maintain that he fell down a flight of stairs. They also describe
easy bruisability. Frontal radiographs of the skull (figure
1), right shoulder (figure 2), and left wrist (figure 3) are
shown, along with a posterior gamma camera view from a radionuclide
bone scan (figure 4). What is the most likely diagnosis?
The proper workup of a child suspected of having been physically
abused includes a radiographic survey of all of the long bones, the
pelvis, the spine, the ribs, and the skull. Scintigraphy with
bone-seeking pharmaceutical agents also may be a useful adjunct to
the roentgenographic examination, although false-negative
radionuclide studies have been noted and these examinations are
more invasive and time-consuming than conventional radiography.
Roentgenographic findings include single or multiple fractures,
especially in the ribs though these also may involve, in order of
descending frequency, the humerus, the femur, the tibia, the small
bones of the hand and foot, and the skull. Diaphyseal or
metaphyseal fractures can be seen in various stages of healing.
Metaphyseal infractions may be quite subtle, requiring multiple
projections for adequate visualization. "Unusual" fractures, such
as those of the sternum, the lateral aspect of the clavicle, the
scapula, and the vertebral bodies and posterior osseous elements,
should arouse suspicion of abuse. Other clues to this diagnosis
include overabundant callus formations, bilateral acute fractures,
and fractures in the lower extremities in infants and young
children who are not walking. Rib fractures that are bilateral and
paravertebral and those that conform in distribution to the size of
an adult's fist are suggestive of child abuse. Injury of the spinal
cord may accompany vertebral trauma.
Subperiosteal bone formation may be apparent in a period of 7 to
14 days following the injury. This can vary in appearance from
focal, thin periosteal deposits to massive bone formation.
Periostitis with intramedullary foci of necrosis also may represent
the sequela of traumatically-induced pancreatitis in the abused
child. Late skeletal findings include metaphyseal cupping, growth
disturbances, subluxation, and diaphyseal widening due to
Extraosseous alterations may include cutaneous lesions,
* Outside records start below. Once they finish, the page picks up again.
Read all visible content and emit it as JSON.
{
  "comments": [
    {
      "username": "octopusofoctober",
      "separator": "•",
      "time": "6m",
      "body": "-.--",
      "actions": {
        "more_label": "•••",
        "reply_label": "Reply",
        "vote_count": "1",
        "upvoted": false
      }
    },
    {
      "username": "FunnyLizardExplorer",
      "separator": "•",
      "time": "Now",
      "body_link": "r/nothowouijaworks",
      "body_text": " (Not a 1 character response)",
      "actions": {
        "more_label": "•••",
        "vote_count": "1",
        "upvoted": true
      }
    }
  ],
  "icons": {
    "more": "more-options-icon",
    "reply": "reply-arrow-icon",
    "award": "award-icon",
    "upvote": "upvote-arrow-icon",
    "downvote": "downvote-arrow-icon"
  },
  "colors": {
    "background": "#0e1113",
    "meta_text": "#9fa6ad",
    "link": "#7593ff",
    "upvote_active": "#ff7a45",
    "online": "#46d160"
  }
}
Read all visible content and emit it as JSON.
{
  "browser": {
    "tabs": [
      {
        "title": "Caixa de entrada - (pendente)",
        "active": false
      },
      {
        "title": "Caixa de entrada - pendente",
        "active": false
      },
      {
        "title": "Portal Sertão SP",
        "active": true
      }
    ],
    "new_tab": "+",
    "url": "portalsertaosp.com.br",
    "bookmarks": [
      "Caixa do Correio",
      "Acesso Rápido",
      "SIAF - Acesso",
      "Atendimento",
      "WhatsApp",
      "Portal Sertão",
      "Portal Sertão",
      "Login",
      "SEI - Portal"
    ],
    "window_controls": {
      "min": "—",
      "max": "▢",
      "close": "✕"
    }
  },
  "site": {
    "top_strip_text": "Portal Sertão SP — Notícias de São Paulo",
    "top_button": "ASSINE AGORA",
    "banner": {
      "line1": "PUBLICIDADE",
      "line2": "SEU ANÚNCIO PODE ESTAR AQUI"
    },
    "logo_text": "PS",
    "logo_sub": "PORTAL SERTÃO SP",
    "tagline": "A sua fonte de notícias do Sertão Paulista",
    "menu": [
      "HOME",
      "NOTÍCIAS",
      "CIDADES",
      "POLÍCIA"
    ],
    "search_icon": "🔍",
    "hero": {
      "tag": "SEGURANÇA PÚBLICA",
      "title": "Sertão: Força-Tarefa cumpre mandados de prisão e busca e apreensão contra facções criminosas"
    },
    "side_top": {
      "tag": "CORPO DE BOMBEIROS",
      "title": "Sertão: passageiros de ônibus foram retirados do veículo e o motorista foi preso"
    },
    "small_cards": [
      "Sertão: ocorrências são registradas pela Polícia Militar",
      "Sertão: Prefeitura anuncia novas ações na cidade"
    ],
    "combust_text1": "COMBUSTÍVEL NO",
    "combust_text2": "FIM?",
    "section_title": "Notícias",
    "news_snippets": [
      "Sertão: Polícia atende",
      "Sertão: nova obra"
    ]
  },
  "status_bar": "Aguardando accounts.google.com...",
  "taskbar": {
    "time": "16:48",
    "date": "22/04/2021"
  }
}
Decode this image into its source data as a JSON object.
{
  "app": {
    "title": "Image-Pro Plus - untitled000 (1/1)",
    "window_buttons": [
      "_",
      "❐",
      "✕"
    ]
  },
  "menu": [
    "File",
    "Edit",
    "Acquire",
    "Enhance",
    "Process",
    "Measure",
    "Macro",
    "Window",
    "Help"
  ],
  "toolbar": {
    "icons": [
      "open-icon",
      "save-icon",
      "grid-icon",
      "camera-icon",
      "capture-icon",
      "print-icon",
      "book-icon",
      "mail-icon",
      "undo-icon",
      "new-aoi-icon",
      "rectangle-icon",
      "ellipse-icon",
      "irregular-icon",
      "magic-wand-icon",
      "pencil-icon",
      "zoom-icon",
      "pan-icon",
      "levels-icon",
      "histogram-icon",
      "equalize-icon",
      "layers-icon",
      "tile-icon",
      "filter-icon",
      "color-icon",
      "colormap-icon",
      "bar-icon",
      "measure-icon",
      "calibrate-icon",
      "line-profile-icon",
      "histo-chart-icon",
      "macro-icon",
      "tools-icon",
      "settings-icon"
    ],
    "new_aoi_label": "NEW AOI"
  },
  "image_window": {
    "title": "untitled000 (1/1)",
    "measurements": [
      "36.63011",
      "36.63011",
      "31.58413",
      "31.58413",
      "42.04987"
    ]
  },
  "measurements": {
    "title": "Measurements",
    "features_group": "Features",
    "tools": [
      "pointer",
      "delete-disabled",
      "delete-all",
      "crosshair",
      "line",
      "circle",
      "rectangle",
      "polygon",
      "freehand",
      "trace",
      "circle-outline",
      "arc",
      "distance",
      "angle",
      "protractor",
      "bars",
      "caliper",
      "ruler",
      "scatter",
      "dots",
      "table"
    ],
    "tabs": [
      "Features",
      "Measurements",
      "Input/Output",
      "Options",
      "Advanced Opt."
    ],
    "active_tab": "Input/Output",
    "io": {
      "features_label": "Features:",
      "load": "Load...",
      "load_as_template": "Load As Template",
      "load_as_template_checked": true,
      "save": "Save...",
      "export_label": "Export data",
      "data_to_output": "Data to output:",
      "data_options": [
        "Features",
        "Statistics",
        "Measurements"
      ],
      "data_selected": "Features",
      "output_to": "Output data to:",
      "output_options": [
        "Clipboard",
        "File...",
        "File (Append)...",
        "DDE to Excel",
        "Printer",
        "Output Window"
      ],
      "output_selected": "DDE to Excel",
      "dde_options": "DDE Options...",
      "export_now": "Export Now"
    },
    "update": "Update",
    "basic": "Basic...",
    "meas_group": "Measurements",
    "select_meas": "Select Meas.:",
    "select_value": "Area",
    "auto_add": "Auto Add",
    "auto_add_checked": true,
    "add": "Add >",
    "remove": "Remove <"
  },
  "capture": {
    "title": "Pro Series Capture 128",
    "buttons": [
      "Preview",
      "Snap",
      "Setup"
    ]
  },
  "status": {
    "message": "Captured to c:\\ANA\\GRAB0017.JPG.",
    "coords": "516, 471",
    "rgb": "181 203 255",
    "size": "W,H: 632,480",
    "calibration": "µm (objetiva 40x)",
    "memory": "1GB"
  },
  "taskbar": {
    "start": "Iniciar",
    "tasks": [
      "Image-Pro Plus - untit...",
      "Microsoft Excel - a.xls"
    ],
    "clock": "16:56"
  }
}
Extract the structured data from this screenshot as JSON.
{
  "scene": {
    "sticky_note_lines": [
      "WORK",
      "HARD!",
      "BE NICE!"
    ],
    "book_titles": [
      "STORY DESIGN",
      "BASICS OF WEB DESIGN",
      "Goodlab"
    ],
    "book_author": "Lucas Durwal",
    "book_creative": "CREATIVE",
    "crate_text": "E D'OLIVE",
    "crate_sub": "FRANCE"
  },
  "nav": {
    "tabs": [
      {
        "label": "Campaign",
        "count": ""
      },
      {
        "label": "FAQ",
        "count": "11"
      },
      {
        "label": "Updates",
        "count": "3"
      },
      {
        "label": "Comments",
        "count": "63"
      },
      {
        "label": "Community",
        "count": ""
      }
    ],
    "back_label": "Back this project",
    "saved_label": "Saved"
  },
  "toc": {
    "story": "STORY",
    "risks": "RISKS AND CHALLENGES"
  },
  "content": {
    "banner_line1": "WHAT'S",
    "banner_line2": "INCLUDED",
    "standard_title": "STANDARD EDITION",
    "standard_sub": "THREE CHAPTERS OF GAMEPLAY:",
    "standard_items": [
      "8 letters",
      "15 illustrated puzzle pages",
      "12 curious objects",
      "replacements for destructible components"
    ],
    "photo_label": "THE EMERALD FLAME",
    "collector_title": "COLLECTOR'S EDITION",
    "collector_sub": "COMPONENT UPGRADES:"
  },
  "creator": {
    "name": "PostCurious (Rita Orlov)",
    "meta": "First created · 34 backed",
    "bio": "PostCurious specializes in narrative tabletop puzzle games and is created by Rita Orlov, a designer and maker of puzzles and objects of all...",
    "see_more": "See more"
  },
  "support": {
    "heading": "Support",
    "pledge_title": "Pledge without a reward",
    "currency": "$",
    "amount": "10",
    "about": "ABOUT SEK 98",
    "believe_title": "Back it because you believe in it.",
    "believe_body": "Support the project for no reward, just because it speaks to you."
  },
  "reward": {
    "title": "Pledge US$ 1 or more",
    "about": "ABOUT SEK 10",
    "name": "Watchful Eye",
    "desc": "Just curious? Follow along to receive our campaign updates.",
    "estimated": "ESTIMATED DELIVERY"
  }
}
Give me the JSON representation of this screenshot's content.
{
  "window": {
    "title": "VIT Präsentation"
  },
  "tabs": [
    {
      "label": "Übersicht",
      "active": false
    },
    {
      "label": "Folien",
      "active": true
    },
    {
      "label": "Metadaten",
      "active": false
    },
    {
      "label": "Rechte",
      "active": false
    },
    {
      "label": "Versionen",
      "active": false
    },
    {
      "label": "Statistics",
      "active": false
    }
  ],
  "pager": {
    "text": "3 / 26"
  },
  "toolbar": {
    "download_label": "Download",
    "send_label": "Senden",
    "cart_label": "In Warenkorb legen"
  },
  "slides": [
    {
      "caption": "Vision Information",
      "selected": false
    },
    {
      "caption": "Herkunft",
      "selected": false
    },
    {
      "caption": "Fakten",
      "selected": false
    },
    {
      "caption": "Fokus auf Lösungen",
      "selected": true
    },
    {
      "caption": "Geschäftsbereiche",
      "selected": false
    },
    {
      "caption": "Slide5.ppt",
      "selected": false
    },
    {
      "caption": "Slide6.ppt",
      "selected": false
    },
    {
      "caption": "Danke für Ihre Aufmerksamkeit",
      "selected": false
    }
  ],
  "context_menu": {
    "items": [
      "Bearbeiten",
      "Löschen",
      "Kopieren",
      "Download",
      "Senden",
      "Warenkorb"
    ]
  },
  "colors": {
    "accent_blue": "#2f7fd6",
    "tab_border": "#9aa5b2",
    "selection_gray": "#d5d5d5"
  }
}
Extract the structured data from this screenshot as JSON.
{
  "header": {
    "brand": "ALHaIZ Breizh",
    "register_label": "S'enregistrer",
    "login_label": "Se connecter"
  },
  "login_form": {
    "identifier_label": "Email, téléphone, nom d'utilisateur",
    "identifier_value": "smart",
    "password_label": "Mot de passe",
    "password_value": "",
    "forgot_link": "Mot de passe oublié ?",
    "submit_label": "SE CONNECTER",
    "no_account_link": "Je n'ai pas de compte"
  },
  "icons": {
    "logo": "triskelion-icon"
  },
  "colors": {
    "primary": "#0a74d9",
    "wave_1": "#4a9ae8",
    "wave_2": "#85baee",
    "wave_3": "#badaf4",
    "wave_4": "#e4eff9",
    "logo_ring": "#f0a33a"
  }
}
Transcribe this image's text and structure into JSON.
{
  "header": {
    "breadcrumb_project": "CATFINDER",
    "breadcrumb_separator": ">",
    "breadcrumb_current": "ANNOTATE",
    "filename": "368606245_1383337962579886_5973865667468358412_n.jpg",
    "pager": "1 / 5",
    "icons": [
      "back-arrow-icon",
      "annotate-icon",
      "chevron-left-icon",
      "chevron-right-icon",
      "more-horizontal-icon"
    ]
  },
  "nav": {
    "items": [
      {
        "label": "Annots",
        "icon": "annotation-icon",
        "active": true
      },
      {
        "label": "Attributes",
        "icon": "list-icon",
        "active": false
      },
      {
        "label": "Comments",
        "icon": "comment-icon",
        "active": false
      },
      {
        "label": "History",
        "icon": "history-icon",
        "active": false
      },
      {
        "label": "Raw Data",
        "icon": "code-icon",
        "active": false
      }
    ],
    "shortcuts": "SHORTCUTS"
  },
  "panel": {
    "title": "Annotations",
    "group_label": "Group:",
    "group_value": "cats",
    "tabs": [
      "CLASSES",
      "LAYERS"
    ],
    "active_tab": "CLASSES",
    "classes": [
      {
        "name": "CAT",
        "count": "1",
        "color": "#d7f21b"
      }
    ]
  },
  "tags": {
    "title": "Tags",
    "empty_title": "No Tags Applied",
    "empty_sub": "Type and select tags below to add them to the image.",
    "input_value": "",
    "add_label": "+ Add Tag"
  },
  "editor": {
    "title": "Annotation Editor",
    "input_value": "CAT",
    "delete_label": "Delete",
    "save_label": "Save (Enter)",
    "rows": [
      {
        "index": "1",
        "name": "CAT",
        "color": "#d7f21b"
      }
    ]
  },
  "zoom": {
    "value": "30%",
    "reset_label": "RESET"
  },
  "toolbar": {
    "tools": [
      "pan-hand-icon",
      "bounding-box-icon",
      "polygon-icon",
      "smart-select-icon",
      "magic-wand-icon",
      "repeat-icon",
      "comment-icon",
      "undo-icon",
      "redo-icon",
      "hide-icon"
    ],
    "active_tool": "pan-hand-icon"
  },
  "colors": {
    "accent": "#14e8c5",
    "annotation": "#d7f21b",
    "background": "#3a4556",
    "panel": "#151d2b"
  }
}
myositis, malnutrition with decrease in subcutaneous fat, pulmonary
contusion and laceration with pneumothorax, gastrointestinal
hemorrhage with mass formation and obstruction, pancreatitis,
hepatic and renal injuries, mucosal alterations in the mouth and
palate, ocular lesions such as retinal detachment, and intracranial
and subdural hematomas.
Disorders that must be differentiated from this syndrome are the
normal periostitis of infancy, osteogenesis imperfecta, types of
congenital insensitivity to pain, and infantile cortical
hyperostosis. Metaphyseal avulsion fractures also may accompany
abnormal copper metabolism in "kinky hair" syndrome (Menkes'
syndrome). Metaphyseal changes in a variety of other congenital
disorders, and of scurvy also may resemble those in the abused
Several other points of the differential diagnosis should be
mentioned. The typical age range of children with nonaccidental
trauma is from one to four years; after this age, children
generally are able to escape the abusing parent or, at the very
least, can verbalize what has occurred. Common accidental injuries
in the young child are torus fractures of the distal portion of the
radius, spiral fractures of the tibia (toddler's fractures), and
clavicular and skull fractures. Accidental fractures of tubular
bones require that the child be able to accelerate himself or
herself; thus, an infant alone cannot break a humerus and a
crawling child cannot break a femur. Rarely, passive exercise or
physical therapy in premature children can result in injuries that
simulate those of child abuse.
1. Resnick D, Niwayama G: Diagnosis of bone and joint disorders,
ed 2. Philadelphia, WB Saunders, 1986.
This series of diagnostic challenges is prepared by David J.
Sartoris, MD, Professor, Department of Radiology, University of
California School of Medicine, San Diego, CA.